In North Korea

Monday, 9 October 2017

There’s absolutely no shortage of books about North Korea, I’ve even tackled the subject myself in my book Bad Lands. Donald Trump’s recent forays into the topic, with his less than successful verbal assault on the country’s ‘Rocket Man,’ only focused even more attention on the rogue state. Kim Jong-un definitely won that one by describing Trump as a ‘dotard.’

◄ Nick Danziger’s wonderful cover photo for In North Korea, how can you lose with goose-stepping-mini shorted-swords-women?




Now Canadian author Rory MacLean has had a spell in North Korea with writer and photographer Nick Danziger. The result is In North Korea, subtitled Lives & Lies in the State of Truth, it’s available as a very reasonably priced ebook from or There’s a print version on the way.
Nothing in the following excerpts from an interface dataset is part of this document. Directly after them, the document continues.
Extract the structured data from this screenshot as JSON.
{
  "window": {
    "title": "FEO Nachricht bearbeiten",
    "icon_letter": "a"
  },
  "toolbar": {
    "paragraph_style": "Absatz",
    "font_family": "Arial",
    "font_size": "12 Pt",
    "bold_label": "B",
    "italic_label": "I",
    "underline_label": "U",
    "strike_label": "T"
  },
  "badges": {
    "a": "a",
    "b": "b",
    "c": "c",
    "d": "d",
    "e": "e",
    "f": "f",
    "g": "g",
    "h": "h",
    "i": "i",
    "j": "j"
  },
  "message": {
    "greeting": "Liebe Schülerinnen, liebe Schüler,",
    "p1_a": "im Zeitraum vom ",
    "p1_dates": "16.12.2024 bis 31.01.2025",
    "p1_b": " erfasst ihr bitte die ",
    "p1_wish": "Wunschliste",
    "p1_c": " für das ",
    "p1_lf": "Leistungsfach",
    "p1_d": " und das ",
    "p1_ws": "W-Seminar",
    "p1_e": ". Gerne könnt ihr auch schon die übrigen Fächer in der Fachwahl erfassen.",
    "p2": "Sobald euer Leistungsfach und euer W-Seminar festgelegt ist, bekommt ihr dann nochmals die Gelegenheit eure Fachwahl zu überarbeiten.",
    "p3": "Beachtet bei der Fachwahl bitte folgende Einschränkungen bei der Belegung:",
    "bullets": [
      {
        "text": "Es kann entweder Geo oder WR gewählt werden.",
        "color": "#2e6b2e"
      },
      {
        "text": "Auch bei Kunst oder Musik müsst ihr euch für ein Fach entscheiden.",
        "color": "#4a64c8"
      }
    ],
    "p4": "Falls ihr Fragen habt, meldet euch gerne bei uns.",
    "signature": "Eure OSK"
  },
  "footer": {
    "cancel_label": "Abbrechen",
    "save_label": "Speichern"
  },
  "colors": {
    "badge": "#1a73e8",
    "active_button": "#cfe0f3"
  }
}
Rory’s unique approach is to interview 12 assorted citizens including an artist, a football player, a farmer, an army general, a subway train dispatcher and even a dolphin trainer. Unfortunately it’s clearly going to be impossible to have an honest interview with any North Korean citizen. Even if they knew the real story of the disaster-state they live in, they’re not going to be able to say anything about it so you’ve got no greater depth than any tourist visitor to the country – like me – is going to discover.

▲ Lake Chon, the lake which straddles the border between North Korea and China. When I took this photograph, looking down on the lake, in May 2004 it was still frozen and it was so cold I could easily have believed that this is the highest lake in the world.

Visitors to North Korea quickly discover that nothing is really believable, you begin to think everything is a movie set. If you walk behind the building it will all be a fake, some two-dimensional Hollywood construction. So it’s amusing to see Rory announcing that Lake Chon is ‘the highest and deepest in the world.’ In fact at 2189 metres (7182 feet) elevation it wouldn’t be the highest lake in Switzerland and wouldn’t even feature in the top 10 highest lakes in the USA – number one is Lake Waiau in Hawaii at 3968 metres (13,020 feet). Nor is it spectacularly deep, at 384 metres (1260 feet) Lake Chon is less than one quarter the depth of Lake Baikal in Russia (1642 metres, 5386 feet), which in turn is only slightly deeper than Lake Tanganyika in Africa. Still in the wonderland of North Korea this quite probably is the ‘highest and deepest lake in the world.’

Rory is the author of an assortment of excellent travel books including Magic Bus, his historic foray along the Hippie Trail. He stayed with me in Australia for a week while he was researching it.